For many years, The Old-Time Herald has documented both the history and contemporary state of old-time string band music and other related traditions.They make room for long articles like this one, and they take great care with their photos and illustrations—as you can see in the spreads below. My article on the Birmingham sessions is a much-expanded version of a piece I published last summer in Birmingham magazine.

A quick excerpt follows. To read the whole thing, subscribe to the OTH. Thanks to the magazine’s editor, Sarah Bryan, for all her help—and to Joyce Cauthen for loaning some great photos, like the two below.

img_3761img_3763

From “The Birmingham Sessions: Gennett Records and the Sounds of 1920s Alabama”:

“Southern Artists To Make Records,” a headline announced in July of 1927: “Making Of Phonograph Discs Is Birmingham’s Latest Industrial Effort.” Gennett Records had come to Birmingham from Richmond, Indiana, with a load of equipment and a team of engineers. The company planned to set up a temporary studio in the Alabama city and hoped to attract talent from across the South. Ambitions were high all around. The Birmingham News imagined the city becoming “a musical center of the South,” drawing in new streams of profit and acclaim; in a town whose name had been built from steel and coal, music was a local resource so far untapped—and it could be the foundation, the papers imagined, of a whole new industry.

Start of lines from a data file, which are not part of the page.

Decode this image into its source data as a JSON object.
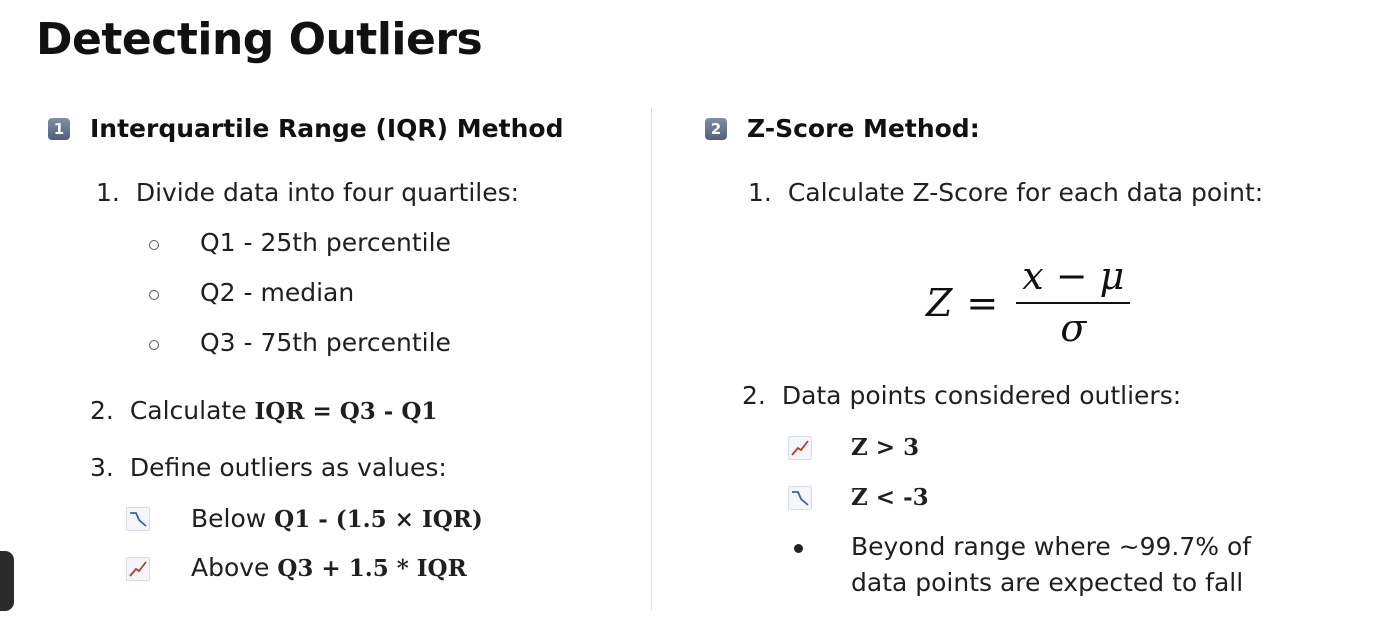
{
  "title": "Detecting Outliers",
  "iqr": {
    "badge": "1",
    "heading": "Interquartile Range (IQR) Method",
    "step1": {
      "num": "1.",
      "text": "Divide data into four quartiles:"
    },
    "quartiles": [
      "Q1 - 25th percentile",
      "Q2 - median",
      "Q3 - 75th percentile"
    ],
    "step2": {
      "num": "2.",
      "text": "Calculate ",
      "formula": "IQR = Q3 - Q1"
    },
    "step3": {
      "num": "3.",
      "text": "Define outliers as values:"
    },
    "below": {
      "text": "Below ",
      "formula": "Q1 - (1.5 × IQR)"
    },
    "above": {
      "text": "Above ",
      "formula": "Q3 + 1.5 * IQR"
    }
  },
  "zscore": {
    "badge": "2",
    "heading": "Z-Score Method:",
    "step1": {
      "num": "1.",
      "text": "Calculate Z-Score for each data point:"
    },
    "formula": {
      "lhs": "Z",
      "eq": "=",
      "numerator": "x − μ",
      "denominator": "σ"
    },
    "step2": {
      "num": "2.",
      "text": "Data points considered outliers:"
    },
    "cond_gt": "Z > 3",
    "cond_lt": "Z < -3",
    "beyond_line1": "Beyond range where ~99.7% of",
    "beyond_line2": "data points are expected to fall"
  },
  "colors": {
    "trend_down": "#3b5fa8",
    "trend_up": "#c0392b",
    "divider": "#dddddd"
  }
}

Gennett had plenty to gain, too, from the enterprise. According to one trade magazine, the company expected from its Birmingham base “to make a specialty of Alabama negro folk songs.” Gordon Soule, the studio’s chief recording engineer, spoke auspiciously on his arrival: “The nation looks to the South,” he said, “for its Dixie melodies, its jazz orchestras, its ‘hot’ music. Our initial reception here in Birmingham has been beyond our expectations.”

The very same month, up in Bristol, Tennessee, the Victor label set up a temporary studio of its own, likewise inviting local musicians to audition. Victor’s twelve days in Bristol have become the stuff of American musical mythology: the sessions produced the first recordings of both the Carter Family and Jimmie Rodgers, two iconic acts that helped shape the sound and the business of country music for generations to come. Scholars, fans, and tourists have all flocked to Bristol for years, and the impact of those sessions is well known […] Less familiar are the other field recording sessions conducted, in the same decade, by Victor’s contemporaries. Gennett’s trip to Birmingham offers a single case study.

As it happened, the Gennett sessions did little to advance the careers of the musicians who participated; most of these artists never recorded again. Birmingham, for all the newspaper’s excitement, wasn’t reborn into a mighty music hub. There were no game-changing discoveries, no Carters or Rodgers as there were that summer in Bristol. But the recordings made in Birmingham that July and August—nearly 170 sides altogether—represent a unique and valuable cross-section of the region’s musical culture. There are jazz bands and country blues singers, old-time string bands, gospel quartets, a ragtime pianist and singers of the Sacred Harp—a rich diversity of local sounds, all testament to a community steeped in music….